- your diet is based entirely on rice
- you can’t remember how long it’s been since you’ve last washed your hair
- you’ve made up names for insects that are so exotic you don’t know what they are
- tan lines wash off at the end of the day
- you’ve started to sweat in new places; i.e. upper lip
- you get excited over clean tap water
- foreign language skills are improving from the subtitles in DVDs sold street side
- a hot shower rocks your world
- hydrocortisone is your new best friend
- you’ve started calling out local slang at tourists
- you’ll wear a dirty piece of clothing a dozen times just to avoid hand washing it
- a different sweat rag is designated to each weekday
- you can locate every internet café in a ten mile radius
- body odors don’t bother you anymore
- that visiting household rodent has been given a cute pet name
- being called a yummy dessert means you’re starting to blending in (brownie)
- Burger King and Oreos are the most tempting guilty pleasures
- you’ve read a new book every other week
- you know exactly what spring or river or whatever source your water comes from
- either your hair is growing faster or you are becoming too lazy to shave as often
- you have the most inventive secret hiding places for money
- your love life has become non-existent
- external hard drives are the hot commodity at group events with other volunteers
- you’ve realized all problems can be solved with duct tape
- you no longer refer to the United States as “home”!
Wednesday, September 16, 2009
Monday, September 7, 2009
I've been tidying up my room and starting to put aside things to pack in anticipation for my visit home in two weeks and realized that it has been a whopping six months already that I've been gone. While it feels like this time has gone by in a blink of an eye, I know it's really been that long because of how I feel walking around my community and traveling around the island. My favorite thing these days is the drive back up my mountain after being away for a bit and that feeling of returning home once I take the last turn around the mango stand before Irish Town houses start popping up. My host family is great. My living situation is ideal. I'm traveling to so many amazing corners of the island - every other turn in Jamaica looks like some new exotic place. I've made some fantastic friends out of volunteers, girls in my dance company and especially community members. Getting into a minibus in town and having five old ladies call out my name and start instructing me on how I should be freezing my mangos has been the highlight of so many days. But, while it is such a joy to explore and integrate, the most fulfillment has resulted from the successes, large and small, in my projects. I have an awesome orange-dreadlocked supervisor who has been at my side every step of the way encouraging me to get out there and see what areas need help. I've really been able to take my skills and passions and match them with the needs of my community. So after six months in the Peace Corps, here's what work I've been up to:
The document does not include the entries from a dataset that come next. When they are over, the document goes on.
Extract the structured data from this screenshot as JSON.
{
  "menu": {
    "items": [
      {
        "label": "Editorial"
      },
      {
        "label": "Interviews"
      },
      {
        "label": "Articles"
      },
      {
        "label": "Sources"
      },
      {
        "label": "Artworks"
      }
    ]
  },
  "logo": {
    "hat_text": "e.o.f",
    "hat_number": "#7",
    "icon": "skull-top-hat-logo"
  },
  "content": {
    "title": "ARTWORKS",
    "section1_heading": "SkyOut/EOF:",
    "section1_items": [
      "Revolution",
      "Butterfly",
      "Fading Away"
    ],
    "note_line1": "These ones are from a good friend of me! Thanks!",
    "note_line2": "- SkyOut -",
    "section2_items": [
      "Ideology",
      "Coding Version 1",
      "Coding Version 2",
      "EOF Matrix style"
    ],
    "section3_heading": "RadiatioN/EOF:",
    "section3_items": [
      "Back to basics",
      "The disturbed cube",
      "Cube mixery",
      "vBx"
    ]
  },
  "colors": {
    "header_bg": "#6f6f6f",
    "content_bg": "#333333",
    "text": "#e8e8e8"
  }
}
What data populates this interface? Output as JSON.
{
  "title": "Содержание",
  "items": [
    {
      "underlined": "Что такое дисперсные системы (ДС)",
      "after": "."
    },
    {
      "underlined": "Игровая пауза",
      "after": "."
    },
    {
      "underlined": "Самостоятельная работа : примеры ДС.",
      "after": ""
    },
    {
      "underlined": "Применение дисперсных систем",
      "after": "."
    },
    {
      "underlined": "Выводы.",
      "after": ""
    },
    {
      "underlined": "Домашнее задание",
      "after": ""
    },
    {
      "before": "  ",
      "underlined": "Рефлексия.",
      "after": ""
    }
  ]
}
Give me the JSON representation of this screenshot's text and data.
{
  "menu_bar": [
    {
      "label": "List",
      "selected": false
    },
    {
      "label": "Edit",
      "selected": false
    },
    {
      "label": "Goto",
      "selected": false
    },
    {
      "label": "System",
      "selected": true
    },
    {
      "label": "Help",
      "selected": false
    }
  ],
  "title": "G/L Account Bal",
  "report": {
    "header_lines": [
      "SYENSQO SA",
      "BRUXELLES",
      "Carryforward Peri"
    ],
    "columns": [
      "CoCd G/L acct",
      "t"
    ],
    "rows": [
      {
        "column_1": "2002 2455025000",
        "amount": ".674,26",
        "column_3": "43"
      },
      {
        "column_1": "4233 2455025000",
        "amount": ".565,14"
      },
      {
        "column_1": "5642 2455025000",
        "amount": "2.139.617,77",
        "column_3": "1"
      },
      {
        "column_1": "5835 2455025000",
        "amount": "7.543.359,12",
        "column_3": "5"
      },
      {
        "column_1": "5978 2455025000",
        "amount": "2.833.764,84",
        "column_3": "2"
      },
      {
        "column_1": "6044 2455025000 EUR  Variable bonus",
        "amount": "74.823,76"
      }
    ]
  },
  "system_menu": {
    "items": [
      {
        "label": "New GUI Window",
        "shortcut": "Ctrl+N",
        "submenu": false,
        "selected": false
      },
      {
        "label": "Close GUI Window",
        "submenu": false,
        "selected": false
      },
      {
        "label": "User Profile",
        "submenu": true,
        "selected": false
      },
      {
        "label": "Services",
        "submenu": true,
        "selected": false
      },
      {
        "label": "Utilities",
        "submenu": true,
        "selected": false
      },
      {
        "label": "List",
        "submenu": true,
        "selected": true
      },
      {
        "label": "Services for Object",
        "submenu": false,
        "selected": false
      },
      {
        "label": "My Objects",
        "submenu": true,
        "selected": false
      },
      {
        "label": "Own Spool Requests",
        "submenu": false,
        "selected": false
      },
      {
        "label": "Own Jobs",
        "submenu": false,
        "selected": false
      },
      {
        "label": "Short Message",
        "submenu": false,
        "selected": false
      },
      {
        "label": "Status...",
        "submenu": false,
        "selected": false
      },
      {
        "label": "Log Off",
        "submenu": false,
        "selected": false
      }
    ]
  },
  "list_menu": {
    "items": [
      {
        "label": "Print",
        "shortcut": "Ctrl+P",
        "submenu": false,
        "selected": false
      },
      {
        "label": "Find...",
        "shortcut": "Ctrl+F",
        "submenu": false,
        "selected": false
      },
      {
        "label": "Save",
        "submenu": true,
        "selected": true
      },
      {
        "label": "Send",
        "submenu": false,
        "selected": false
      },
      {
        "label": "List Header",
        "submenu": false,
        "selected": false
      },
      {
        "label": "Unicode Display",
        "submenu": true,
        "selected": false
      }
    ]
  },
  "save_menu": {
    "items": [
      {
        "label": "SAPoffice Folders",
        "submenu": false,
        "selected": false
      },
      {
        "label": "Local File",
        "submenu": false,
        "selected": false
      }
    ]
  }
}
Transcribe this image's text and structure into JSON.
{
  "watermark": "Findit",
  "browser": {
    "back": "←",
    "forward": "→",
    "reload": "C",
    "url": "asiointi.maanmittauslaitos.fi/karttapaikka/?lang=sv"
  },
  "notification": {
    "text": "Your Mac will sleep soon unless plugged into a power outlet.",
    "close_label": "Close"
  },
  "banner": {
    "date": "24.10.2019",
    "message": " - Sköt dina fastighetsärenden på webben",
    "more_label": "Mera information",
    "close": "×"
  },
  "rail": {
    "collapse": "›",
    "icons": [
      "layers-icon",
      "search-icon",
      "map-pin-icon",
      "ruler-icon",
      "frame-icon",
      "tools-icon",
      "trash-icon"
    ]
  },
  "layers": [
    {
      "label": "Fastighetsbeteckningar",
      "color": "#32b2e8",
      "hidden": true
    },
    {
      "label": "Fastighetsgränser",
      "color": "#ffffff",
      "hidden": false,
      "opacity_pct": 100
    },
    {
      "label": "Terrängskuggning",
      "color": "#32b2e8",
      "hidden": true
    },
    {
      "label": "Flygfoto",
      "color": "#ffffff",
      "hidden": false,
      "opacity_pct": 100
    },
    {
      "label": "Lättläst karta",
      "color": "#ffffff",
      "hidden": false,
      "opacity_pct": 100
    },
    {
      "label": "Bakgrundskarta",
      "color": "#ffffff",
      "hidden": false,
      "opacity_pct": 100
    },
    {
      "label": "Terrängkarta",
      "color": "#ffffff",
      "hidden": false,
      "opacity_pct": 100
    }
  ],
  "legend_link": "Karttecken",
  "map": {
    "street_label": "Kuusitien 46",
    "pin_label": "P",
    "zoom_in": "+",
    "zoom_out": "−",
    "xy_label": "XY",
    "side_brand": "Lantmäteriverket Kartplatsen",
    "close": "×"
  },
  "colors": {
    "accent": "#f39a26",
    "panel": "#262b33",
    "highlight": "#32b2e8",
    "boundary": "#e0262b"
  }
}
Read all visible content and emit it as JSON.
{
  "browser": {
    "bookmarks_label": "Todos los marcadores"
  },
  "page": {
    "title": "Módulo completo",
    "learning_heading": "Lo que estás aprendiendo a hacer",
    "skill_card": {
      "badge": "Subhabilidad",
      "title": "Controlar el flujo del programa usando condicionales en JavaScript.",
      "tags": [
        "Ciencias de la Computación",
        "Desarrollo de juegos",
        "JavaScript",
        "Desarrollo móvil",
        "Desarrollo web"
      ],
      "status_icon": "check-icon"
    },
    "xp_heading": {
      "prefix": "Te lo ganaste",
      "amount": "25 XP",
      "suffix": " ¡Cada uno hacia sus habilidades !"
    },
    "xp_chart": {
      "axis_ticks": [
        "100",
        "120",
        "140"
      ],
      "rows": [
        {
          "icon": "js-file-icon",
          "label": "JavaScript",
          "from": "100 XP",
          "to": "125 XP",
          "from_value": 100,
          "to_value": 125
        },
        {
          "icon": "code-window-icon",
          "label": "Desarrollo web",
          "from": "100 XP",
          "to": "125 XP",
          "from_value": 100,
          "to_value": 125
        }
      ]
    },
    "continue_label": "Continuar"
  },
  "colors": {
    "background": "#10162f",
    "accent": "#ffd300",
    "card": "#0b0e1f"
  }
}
MRI Learning Centre - Working hard to get the new building built, furnished and ready to go as soon as possible so the kids can start using it for this school year. Putting together a new system for keeping things organized and developing an assessment method for tracking the kids' progress.
Red Cross - Trained and certified 18 community members in first aid and CPR and created a MRI response team out of them for emergencies and disasters. Will be certified as a trainer soon to teach the course and will be able to certify in communities all over the island. Working on getting more community members trained in shelter management in anticipation of the need in the next month or two of hurricane season.
Heart Trust - Adult courses soon to be added to the learning centre through the Heart Trust. Will be offering training and certification in computer processing and customer service. Teaming up with the Heart development team to create an assessment curriculum for the new health courses they are hoping to start offering at the beginning of the year.
Redlight/Middleton Farmers Group - Promoting organic farming, water conservation, fair land distribution, watershed area preservation, market targeting and cooperative sales.
HIV/AIDS - Board member of Peace Corps' subcommittee, HASL (health across sector lines), and organizing an island wide effort to expand HIV/AIDS education and rid Jamaica of the attached social stigmas for World Aids Day on December 1st. Will use the Hope Cube as an educational tool along with anti-stigma messages from local religious leaders.
Ena's Haven - Local women in the community has transformed her ranch into a facility to address the needs of physically and psychologically disabled children and at risk teens using the interaction with horses for therapy treatment. Helping out with establishing their initial strategic and business plans along with marketing strategies.
Women's Health - starting up a young women's' group to address health, relationship and social issues. Bringing in a component of job skill improvement to enhance self esteem and respect. Hoping to team up with a local health facility for field trip-like activities and access to health resources.
Rural Roads - The most common response to my inquiry on the community's desire for improving their area is to fix the roads. Searching out options for funding to get things started.
Engineers Without Borders - Two foot bridges are going to be rebuilt by this group from the States. They have signed a five year commitment to the area so I have begun looking for bigger and better projects for them to dive into.
Next up: Vacation to Cali for two weeks! I'll be home September 24th through October 7th. I'd love to see as many people as possible, so let me know if you will be around Dana Point - I will be more than willing to catch up over a cup of oh-so-missed Starbucks!